Extracted information —

※ ※ ※

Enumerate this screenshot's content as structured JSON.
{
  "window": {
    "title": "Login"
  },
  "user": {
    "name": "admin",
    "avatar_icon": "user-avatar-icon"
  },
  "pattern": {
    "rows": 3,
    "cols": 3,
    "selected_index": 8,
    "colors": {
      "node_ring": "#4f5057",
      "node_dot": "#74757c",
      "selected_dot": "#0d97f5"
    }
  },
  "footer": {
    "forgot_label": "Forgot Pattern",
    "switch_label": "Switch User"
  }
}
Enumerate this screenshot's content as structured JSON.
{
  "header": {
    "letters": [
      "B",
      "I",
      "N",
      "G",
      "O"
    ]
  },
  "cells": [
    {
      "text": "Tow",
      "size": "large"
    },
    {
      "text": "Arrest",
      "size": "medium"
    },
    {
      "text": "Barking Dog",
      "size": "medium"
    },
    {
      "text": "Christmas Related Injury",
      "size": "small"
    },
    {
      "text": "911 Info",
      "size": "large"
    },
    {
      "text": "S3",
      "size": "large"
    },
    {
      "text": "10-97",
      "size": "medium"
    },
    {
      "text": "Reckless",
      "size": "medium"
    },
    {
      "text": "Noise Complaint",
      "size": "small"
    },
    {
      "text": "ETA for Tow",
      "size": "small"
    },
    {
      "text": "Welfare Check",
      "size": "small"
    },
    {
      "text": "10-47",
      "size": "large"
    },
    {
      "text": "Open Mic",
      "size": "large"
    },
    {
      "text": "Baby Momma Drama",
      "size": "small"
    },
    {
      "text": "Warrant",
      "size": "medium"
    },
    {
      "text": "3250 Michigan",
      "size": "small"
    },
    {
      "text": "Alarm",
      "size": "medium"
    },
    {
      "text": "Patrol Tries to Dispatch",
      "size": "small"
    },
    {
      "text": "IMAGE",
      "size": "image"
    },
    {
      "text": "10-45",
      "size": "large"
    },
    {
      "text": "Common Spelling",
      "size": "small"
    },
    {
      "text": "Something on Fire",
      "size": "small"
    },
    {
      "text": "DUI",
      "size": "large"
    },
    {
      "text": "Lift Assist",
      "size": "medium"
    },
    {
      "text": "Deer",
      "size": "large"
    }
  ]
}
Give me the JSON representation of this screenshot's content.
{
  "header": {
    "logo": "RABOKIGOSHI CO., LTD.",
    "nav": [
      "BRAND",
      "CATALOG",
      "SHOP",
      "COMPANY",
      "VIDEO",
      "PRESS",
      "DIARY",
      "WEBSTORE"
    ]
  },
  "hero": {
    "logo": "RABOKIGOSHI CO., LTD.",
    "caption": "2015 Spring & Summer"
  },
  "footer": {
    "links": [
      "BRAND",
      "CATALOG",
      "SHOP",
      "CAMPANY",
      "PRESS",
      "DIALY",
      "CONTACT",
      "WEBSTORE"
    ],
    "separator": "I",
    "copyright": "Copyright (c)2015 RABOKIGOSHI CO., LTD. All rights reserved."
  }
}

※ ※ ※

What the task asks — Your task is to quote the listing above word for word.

Exercise solution —
Enumerate this screenshot's content as structured JSON.
{
  "window": {
    "title": "Login"
  },
  "user": {
    "name": "admin",
    "avatar_icon": "user-avatar-icon"
  },
  "pattern": {
    "rows": 3,
    "cols": 3,
    "selected_index": 8,
    "colors": {
      "node_ring": "#4f5057",
      "node_dot": "#74757c",
      "selected_dot": "#0d97f5"
    }
  },
  "footer": {
    "forgot_label": "Forgot Pattern",
    "switch_label": "Switch User"
  }
}
Enumerate this screenshot's content as structured JSON.
{
  "header": {
    "letters": [
      "B",
      "I",
      "N",
      "G",
      "O"
    ]
  },
  "cells": [
    {
      "text": "Tow",
      "size": "large"
    },
    {
      "text": "Arrest",
      "size": "medium"
    },
    {
      "text": "Barking Dog",
      "size": "medium"
    },
    {
      "text": "Christmas Related Injury",
      "size": "small"
    },
    {
      "text": "911 Info",
      "size": "large"
    },
    {
      "text": "S3",
      "size": "large"
    },
    {
      "text": "10-97",
      "size": "medium"
    },
    {
      "text": "Reckless",
      "size": "medium"
    },
    {
      "text": "Noise Complaint",
      "size": "small"
    },
    {
      "text": "ETA for Tow",
      "size": "small"
    },
    {
      "text": "Welfare Check",
      "size": "small"
    },
    {
      "text": "10-47",
      "size": "large"
    },
    {
      "text": "Open Mic",
      "size": "large"
    },
    {
      "text": "Baby Momma Drama",
      "size": "small"
    },
    {
      "text": "Warrant",
      "size": "medium"
    },
    {
      "text": "3250 Michigan",
      "size": "small"
    },
    {
      "text": "Alarm",
      "size": "medium"
    },
    {
      "text": "Patrol Tries to Dispatch",
      "size": "small"
    },
    {
      "text": "IMAGE",
      "size": "image"
    },
    {
      "text": "10-45",
      "size": "large"
    },
    {
      "text": "Common Spelling",
      "size": "small"
    },
    {
      "text": "Something on Fire",
      "size": "small"
    },
    {
      "text": "DUI",
      "size": "large"
    },
    {
      "text": "Lift Assist",
      "size": "medium"
    },
    {
      "text": "Deer",
      "size": "large"
    }
  ]
}
Give me the JSON representation of this screenshot's content.
{
  "header": {
    "logo": "RABOKIGOSHI CO., LTD.",
    "nav": [
      "BRAND",
      "CATALOG",
      "SHOP",
      "COMPANY",
      "VIDEO",
      "PRESS",
      "DIARY",
      "WEBSTORE"
    ]
  },
  "hero": {
    "logo": "RABOKIGOSHI CO., LTD.",
    "caption": "2015 Spring & Summer"
  },
  "footer": {
    "links": [
      "BRAND",
      "CATALOG",
      "SHOP",
      "CAMPANY",
      "PRESS",
      "DIALY",
      "CONTACT",
      "WEBSTORE"
    ],
    "separator": "I",
    "copyright": "Copyright (c)2015 RABOKIGOSHI CO., LTD. All rights reserved."
  }
}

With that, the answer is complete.